* Provided entries
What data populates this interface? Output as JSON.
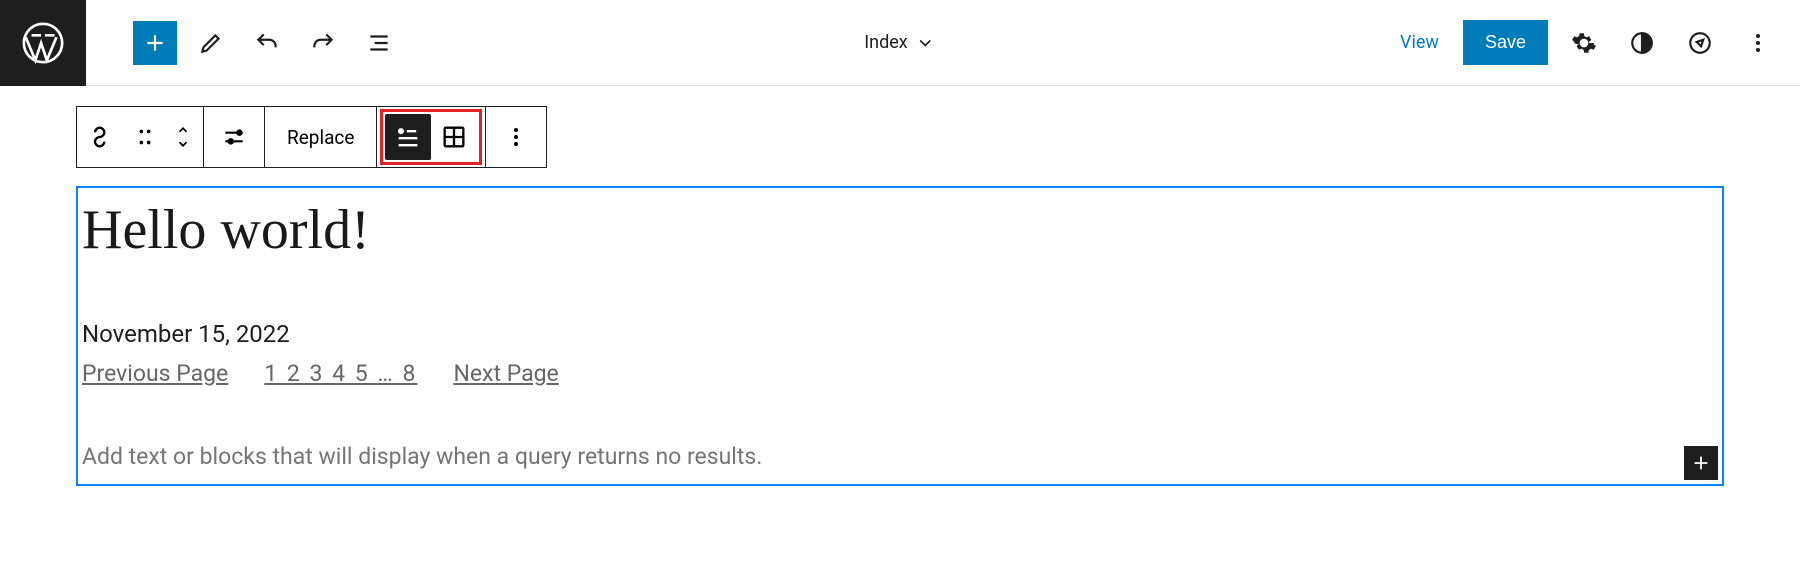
{
  "header": {
    "document_title": "Index",
    "view_label": "View",
    "save_label": "Save"
  },
  "block_toolbar": {
    "replace_label": "Replace"
  },
  "post": {
    "title": "Hello world!",
    "date": "November 15, 2022"
  },
  "pagination": {
    "previous": "Previous Page",
    "numbers": "1 2 3 4 5 … 8",
    "next": "Next Page"
  },
  "no_results_placeholder": "Add text or blocks that will display when a query returns no results."
}
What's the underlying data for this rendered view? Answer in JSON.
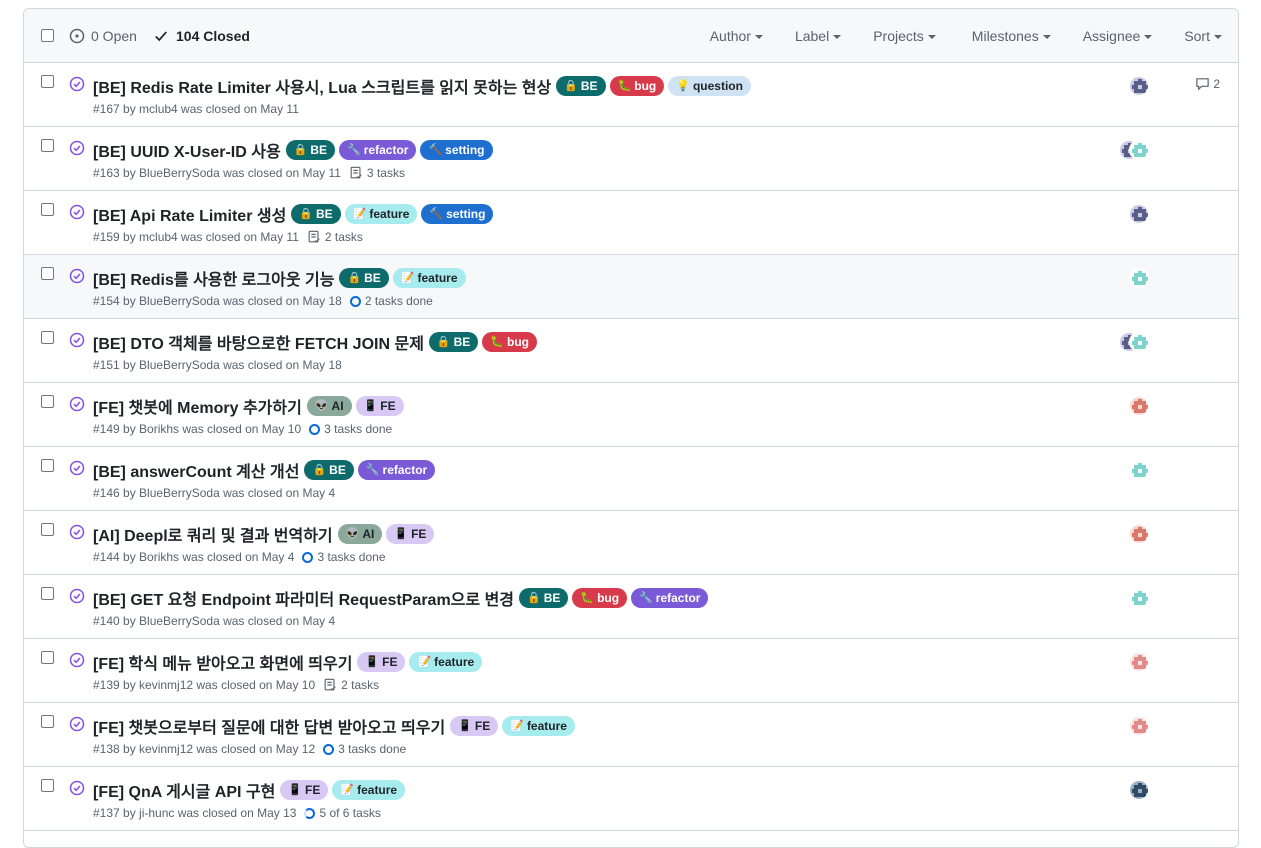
{
  "header": {
    "open_label": "0 Open",
    "closed_label": "104 Closed",
    "filters": [
      "Author",
      "Label",
      "Projects",
      "Milestones",
      "Assignee",
      "Sort"
    ]
  },
  "issues": [
    {
      "title": "[BE] Redis Rate Limiter 사용시, Lua 스크립트를 읽지 못하는 현상",
      "labels": [
        {
          "text": "BE",
          "icon": "🔒",
          "bg": "#0e6b6b",
          "fg": "#ffffff"
        },
        {
          "text": "bug",
          "icon": "🐛",
          "bg": "#d73a4a",
          "fg": "#ffffff"
        },
        {
          "text": "question",
          "icon": "💡",
          "bg": "#cfe3f5",
          "fg": "#1f2328"
        }
      ],
      "meta": "#167 by mclub4 was closed on May 11",
      "tasks": "",
      "task_icon": "",
      "assignees": [
        "avatar-purple"
      ],
      "comments": "2"
    },
    {
      "title": "[BE] UUID X-User-ID 사용",
      "labels": [
        {
          "text": "BE",
          "icon": "🔒",
          "bg": "#0e6b6b",
          "fg": "#ffffff"
        },
        {
          "text": "refactor",
          "icon": "🔧",
          "bg": "#7b5ad8",
          "fg": "#ffffff"
        },
        {
          "text": "setting",
          "icon": "🔨",
          "bg": "#1f6fd0",
          "fg": "#ffffff"
        }
      ],
      "meta": "#163 by BlueBerrySoda was closed on May 11",
      "tasks": "3 tasks",
      "task_icon": "list",
      "assignees": [
        "avatar-purple",
        "avatar-teal"
      ],
      "comments": ""
    },
    {
      "title": "[BE] Api Rate Limiter 생성",
      "labels": [
        {
          "text": "BE",
          "icon": "🔒",
          "bg": "#0e6b6b",
          "fg": "#ffffff"
        },
        {
          "text": "feature",
          "icon": "📝",
          "bg": "#a6ecee",
          "fg": "#1f2328"
        },
        {
          "text": "setting",
          "icon": "🔨",
          "bg": "#1f6fd0",
          "fg": "#ffffff"
        }
      ],
      "meta": "#159 by mclub4 was closed on May 11",
      "tasks": "2 tasks",
      "task_icon": "list",
      "assignees": [
        "avatar-purple"
      ],
      "comments": ""
    },
    {
      "title": "[BE] Redis를 사용한 로그아웃 기능",
      "labels": [
        {
          "text": "BE",
          "icon": "🔒",
          "bg": "#0e6b6b",
          "fg": "#ffffff"
        },
        {
          "text": "feature",
          "icon": "📝",
          "bg": "#a6ecee",
          "fg": "#1f2328"
        }
      ],
      "meta": "#154 by BlueBerrySoda was closed on May 18",
      "tasks": "2 tasks done",
      "task_icon": "ring",
      "assignees": [
        "avatar-teal"
      ],
      "comments": "",
      "highlight": true
    },
    {
      "title": "[BE] DTO 객체를 바탕으로한 FETCH JOIN 문제",
      "labels": [
        {
          "text": "BE",
          "icon": "🔒",
          "bg": "#0e6b6b",
          "fg": "#ffffff"
        },
        {
          "text": "bug",
          "icon": "🐛",
          "bg": "#d73a4a",
          "fg": "#ffffff"
        }
      ],
      "meta": "#151 by BlueBerrySoda was closed on May 18",
      "tasks": "",
      "task_icon": "",
      "assignees": [
        "avatar-purple",
        "avatar-teal"
      ],
      "comments": ""
    },
    {
      "title": "[FE] 챗봇에 Memory 추가하기",
      "labels": [
        {
          "text": "AI",
          "icon": "👽",
          "bg": "#8aa99a",
          "fg": "#1f2328"
        },
        {
          "text": "FE",
          "icon": "📱",
          "bg": "#d8c8f4",
          "fg": "#1f2328"
        }
      ],
      "meta": "#149 by Borikhs was closed on May 10",
      "tasks": "3 tasks done",
      "task_icon": "ring",
      "assignees": [
        "avatar-red"
      ],
      "comments": ""
    },
    {
      "title": "[BE] answerCount 계산 개선",
      "labels": [
        {
          "text": "BE",
          "icon": "🔒",
          "bg": "#0e6b6b",
          "fg": "#ffffff"
        },
        {
          "text": "refactor",
          "icon": "🔧",
          "bg": "#7b5ad8",
          "fg": "#ffffff"
        }
      ],
      "meta": "#146 by BlueBerrySoda was closed on May 4",
      "tasks": "",
      "task_icon": "",
      "assignees": [
        "avatar-teal"
      ],
      "comments": ""
    },
    {
      "title": "[AI] Deepl로 쿼리 및 결과 번역하기",
      "labels": [
        {
          "text": "AI",
          "icon": "👽",
          "bg": "#8aa99a",
          "fg": "#1f2328"
        },
        {
          "text": "FE",
          "icon": "📱",
          "bg": "#d8c8f4",
          "fg": "#1f2328"
        }
      ],
      "meta": "#144 by Borikhs was closed on May 4",
      "tasks": "3 tasks done",
      "task_icon": "ring",
      "assignees": [
        "avatar-red"
      ],
      "comments": ""
    },
    {
      "title": "[BE] GET 요청 Endpoint 파라미터 RequestParam으로 변경",
      "labels": [
        {
          "text": "BE",
          "icon": "🔒",
          "bg": "#0e6b6b",
          "fg": "#ffffff"
        },
        {
          "text": "bug",
          "icon": "🐛",
          "bg": "#d73a4a",
          "fg": "#ffffff"
        },
        {
          "text": "refactor",
          "icon": "🔧",
          "bg": "#7b5ad8",
          "fg": "#ffffff"
        }
      ],
      "meta": "#140 by BlueBerrySoda was closed on May 4",
      "tasks": "",
      "task_icon": "",
      "assignees": [
        "avatar-teal"
      ],
      "comments": ""
    },
    {
      "title": "[FE] 학식 메뉴 받아오고 화면에 띄우기",
      "labels": [
        {
          "text": "FE",
          "icon": "📱",
          "bg": "#d8c8f4",
          "fg": "#1f2328"
        },
        {
          "text": "feature",
          "icon": "📝",
          "bg": "#a6ecee",
          "fg": "#1f2328"
        }
      ],
      "meta": "#139 by kevinmj12 was closed on May 10",
      "tasks": "2 tasks",
      "task_icon": "list",
      "assignees": [
        "avatar-pink"
      ],
      "comments": ""
    },
    {
      "title": "[FE] 챗봇으로부터 질문에 대한 답변 받아오고 띄우기",
      "labels": [
        {
          "text": "FE",
          "icon": "📱",
          "bg": "#d8c8f4",
          "fg": "#1f2328"
        },
        {
          "text": "feature",
          "icon": "📝",
          "bg": "#a6ecee",
          "fg": "#1f2328"
        }
      ],
      "meta": "#138 by kevinmj12 was closed on May 12",
      "tasks": "3 tasks done",
      "task_icon": "ring",
      "assignees": [
        "avatar-pink"
      ],
      "comments": ""
    },
    {
      "title": "[FE] QnA 게시글 API 구현",
      "labels": [
        {
          "text": "FE",
          "icon": "📱",
          "bg": "#d8c8f4",
          "fg": "#1f2328"
        },
        {
          "text": "feature",
          "icon": "📝",
          "bg": "#a6ecee",
          "fg": "#1f2328"
        }
      ],
      "meta": "#137 by ji-hunc was closed on May 13",
      "tasks": "5 of 6 tasks",
      "task_icon": "partial",
      "assignees": [
        "avatar-photo"
      ],
      "comments": ""
    }
  ]
}
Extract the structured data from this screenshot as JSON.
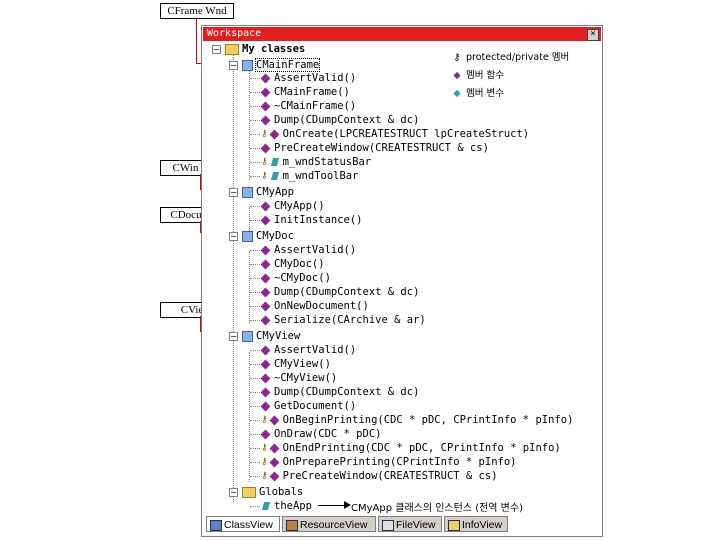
{
  "callouts": {
    "frame": "CFrame Wnd",
    "winapp": "CWin App",
    "document": "CDocument",
    "view": "CView"
  },
  "window": {
    "title": "Workspace",
    "close": "×"
  },
  "legend": {
    "protected": "protected/private 멤버",
    "function": "멤버 함수",
    "variable": "멤버 변수"
  },
  "tree": {
    "root": "My classes",
    "cmainframe": "CMainFrame",
    "mf_items": [
      "AssertValid()",
      "CMainFrame()",
      "~CMainFrame()",
      "Dump(CDumpContext & dc)",
      "OnCreate(LPCREATESTRUCT lpCreateStruct)",
      "PreCreateWindow(CREATESTRUCT & cs)",
      "m_wndStatusBar",
      "m_wndToolBar"
    ],
    "cmyapp": "CMyApp",
    "app_items": [
      "CMyApp()",
      "InitInstance()"
    ],
    "cmydoc": "CMyDoc",
    "doc_items": [
      "AssertValid()",
      "CMyDoc()",
      "~CMyDoc()",
      "Dump(CDumpContext & dc)",
      "OnNewDocument()",
      "Serialize(CArchive & ar)"
    ],
    "cmyview": "CMyView",
    "view_items": [
      "AssertValid()",
      "CMyView()",
      "~CMyView()",
      "Dump(CDumpContext & dc)",
      "GetDocument()",
      "OnBeginPrinting(CDC * pDC, CPrintInfo * pInfo)",
      "OnDraw(CDC * pDC)",
      "OnEndPrinting(CDC * pDC, CPrintInfo * pInfo)",
      "OnPreparePrinting(CPrintInfo * pInfo)",
      "PreCreateWindow(CREATESTRUCT & cs)"
    ],
    "globals": "Globals",
    "theapp": "theApp"
  },
  "annotation": "CMyApp 클래스의 인스턴스 (전역 변수)",
  "tabs": [
    "ClassView",
    "ResourceView",
    "FileView",
    "InfoView"
  ],
  "colors": {
    "titlebar": "#e02020",
    "callout_line": "#cc0000",
    "function_icon": "#8a2a8a",
    "variable_icon": "#30a0a0"
  }
}
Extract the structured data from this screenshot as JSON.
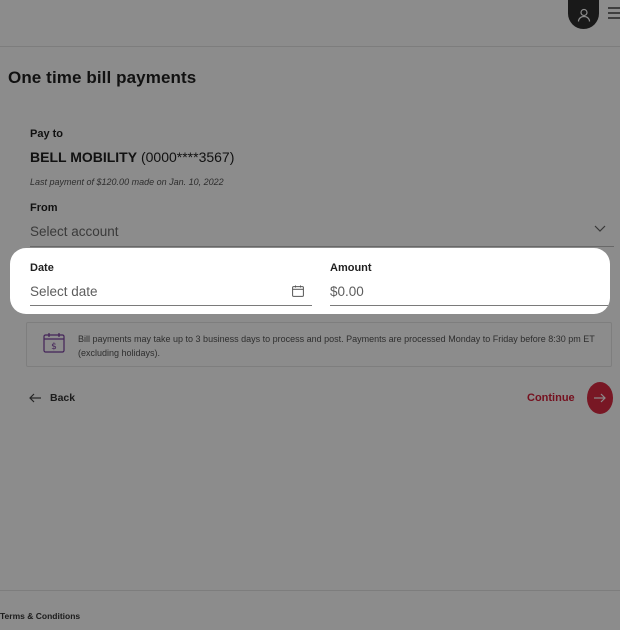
{
  "header": {
    "avatar_icon": "user-icon",
    "menu_icon": "hamburger-menu-icon"
  },
  "page": {
    "title": "One time bill payments"
  },
  "form": {
    "pay_to_label": "Pay to",
    "payee_name": "BELL MOBILITY",
    "payee_account": " (0000****3567)",
    "last_payment": "Last payment of $120.00 made on Jan. 10, 2022",
    "from_label": "From",
    "from_placeholder": "Select account",
    "date_label": "Date",
    "date_placeholder": "Select date",
    "amount_label": "Amount",
    "amount_placeholder": "$0.00"
  },
  "notice": {
    "icon": "calendar-dollar-icon",
    "text": "Bill payments may take up to 3 business days to process and post. Payments are processed Monday to Friday before 8:30 pm ET (excluding holidays)."
  },
  "actions": {
    "back_label": "Back",
    "continue_label": "Continue"
  },
  "footer": {
    "terms_label": "Terms & Conditions"
  },
  "colors": {
    "accent": "#da2b43",
    "overlay": "rgba(0,0,0,0.45)"
  }
}
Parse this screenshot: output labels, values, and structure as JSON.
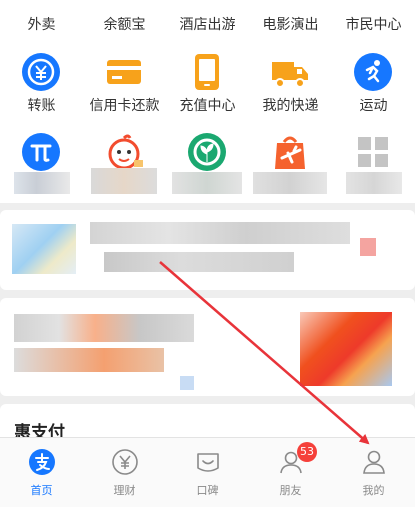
{
  "grid": {
    "row1": [
      {
        "icon": "takeout-icon",
        "label": "外卖"
      },
      {
        "icon": "yuebao-icon",
        "label": "余额宝"
      },
      {
        "icon": "hotel-travel-icon",
        "label": "酒店出游"
      },
      {
        "icon": "movie-show-icon",
        "label": "电影演出"
      },
      {
        "icon": "citizen-center-icon",
        "label": "市民中心"
      }
    ],
    "row2": [
      {
        "icon": "transfer-icon",
        "label": "转账"
      },
      {
        "icon": "credit-card-icon",
        "label": "信用卡还款"
      },
      {
        "icon": "phone-recharge-icon",
        "label": "充值中心"
      },
      {
        "icon": "delivery-truck-icon",
        "label": "我的快递"
      },
      {
        "icon": "sport-runner-icon",
        "label": "运动"
      }
    ],
    "row3": [
      {
        "icon": "pi-icon"
      },
      {
        "icon": "mascot-icon"
      },
      {
        "icon": "leaf-icon"
      },
      {
        "icon": "travel-bag-icon"
      },
      {
        "icon": "more-grid-icon"
      }
    ]
  },
  "hui_section": {
    "title": "惠支付"
  },
  "tabbar": {
    "tabs": [
      {
        "icon": "alipay-home-icon",
        "label": "首页",
        "active": true
      },
      {
        "icon": "yuan-circle-icon",
        "label": "理财"
      },
      {
        "icon": "koubei-icon",
        "label": "口碑"
      },
      {
        "icon": "friends-icon",
        "label": "朋友",
        "badge": "53"
      },
      {
        "icon": "profile-icon",
        "label": "我的"
      }
    ]
  },
  "colors": {
    "accent": "#1677ff",
    "badge": "#f5403a",
    "arrow": "#e8343a"
  }
}
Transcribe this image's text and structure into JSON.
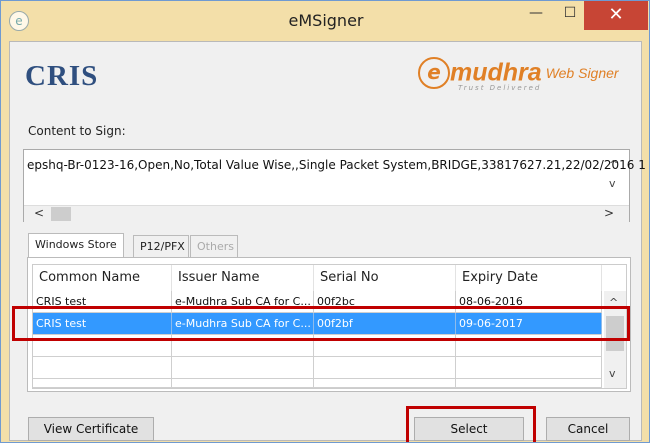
{
  "window": {
    "title": "eMSigner",
    "minimize_glyph": "—",
    "maximize_glyph": "☐",
    "close_glyph": "✕",
    "app_icon_glyph": "e"
  },
  "branding": {
    "cris_logo": "CRIS",
    "emudhra_mark": "e",
    "emudhra_name": "mudhra",
    "web_signer": "Web Signer",
    "tagline": "Trust Delivered"
  },
  "content": {
    "label": "Content to Sign:",
    "text": "epshq-Br-0123-16,Open,No,Total Value Wise,,Single Packet System,BRIDGE,33817627.21,22/02/2016 1",
    "scroll_up": "^",
    "scroll_down": "v",
    "scroll_left": "<",
    "scroll_right": ">"
  },
  "tabs": [
    {
      "label": "Windows Store",
      "active": true,
      "enabled": true
    },
    {
      "label": "P12/PFX",
      "active": false,
      "enabled": true
    },
    {
      "label": "Others",
      "active": false,
      "enabled": false
    }
  ],
  "grid": {
    "columns": [
      "Common Name",
      "Issuer Name",
      "Serial No",
      "Expiry Date"
    ],
    "rows": [
      {
        "common_name": "CRIS test",
        "issuer": "e-Mudhra Sub CA for C...",
        "serial": "00f2bc",
        "expiry": "08-06-2016",
        "selected": false
      },
      {
        "common_name": "CRIS test",
        "issuer": "e-Mudhra Sub CA for C...",
        "serial": "00f2bf",
        "expiry": "09-06-2017",
        "selected": true
      },
      {
        "common_name": "",
        "issuer": "",
        "serial": "",
        "expiry": "",
        "selected": false
      },
      {
        "common_name": "",
        "issuer": "",
        "serial": "",
        "expiry": "",
        "selected": false
      },
      {
        "common_name": "",
        "issuer": "",
        "serial": "",
        "expiry": "",
        "selected": false
      }
    ],
    "scroll_up": "^",
    "scroll_down": "v"
  },
  "buttons": {
    "view_certificate": "View Certificate",
    "select": "Select",
    "cancel": "Cancel"
  },
  "colors": {
    "title_bar": "#f3dfa9",
    "close_button": "#c74535",
    "selection": "#3399ff",
    "highlight_box": "#c00000",
    "brand_orange": "#e08026",
    "cris_blue": "#2f4f7f"
  }
}
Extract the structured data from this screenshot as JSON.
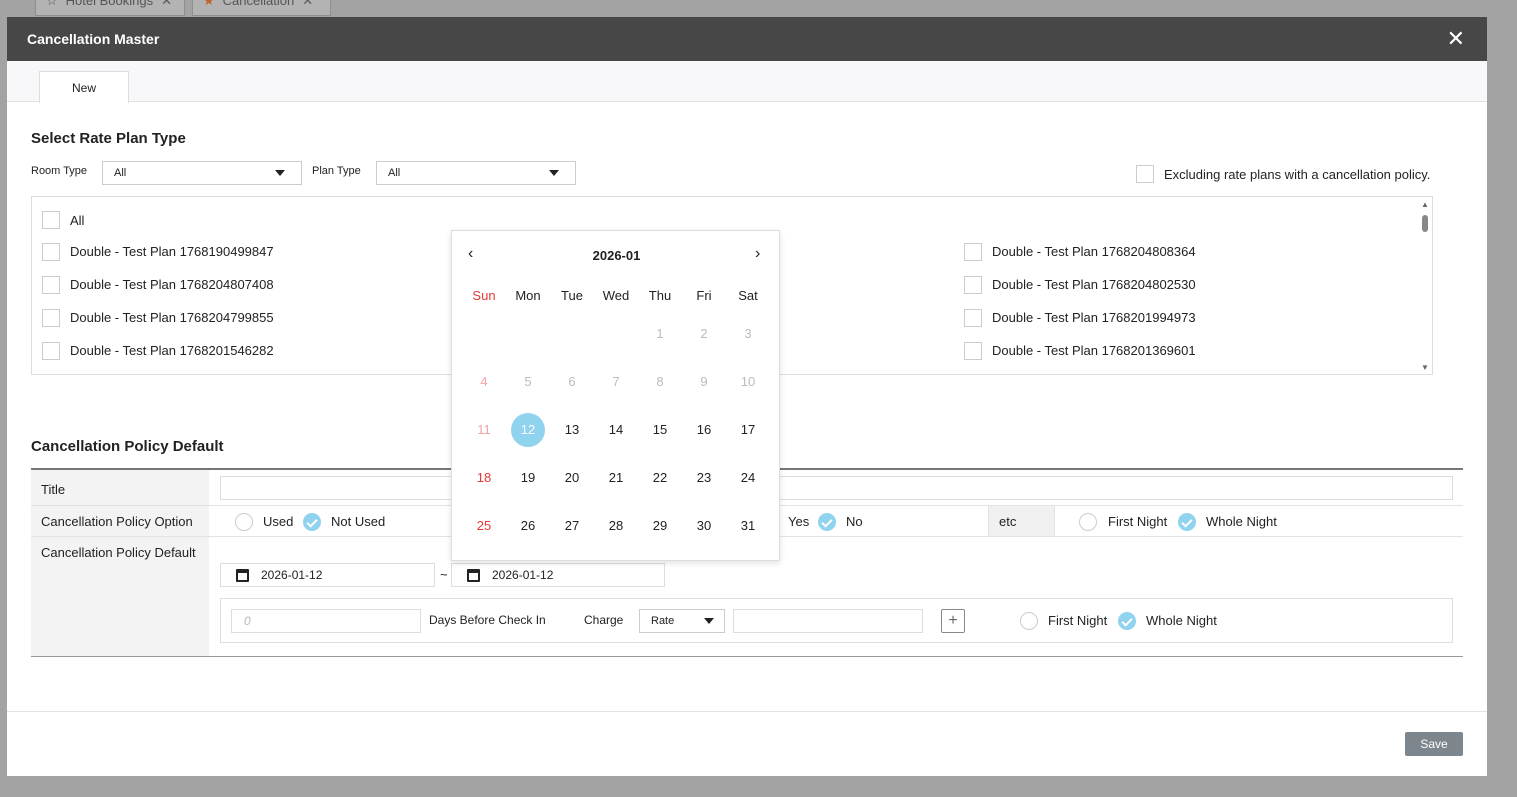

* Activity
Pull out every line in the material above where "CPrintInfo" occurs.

* Response to this task
      "OnBeginPrinting(CDC * pDC, CPrintInfo * pInfo)",
      "OnEndPrinting(CDC * pDC, CPrintInfo * pInfo)",
      "OnPreparePrinting(CPrintInfo * pInfo)",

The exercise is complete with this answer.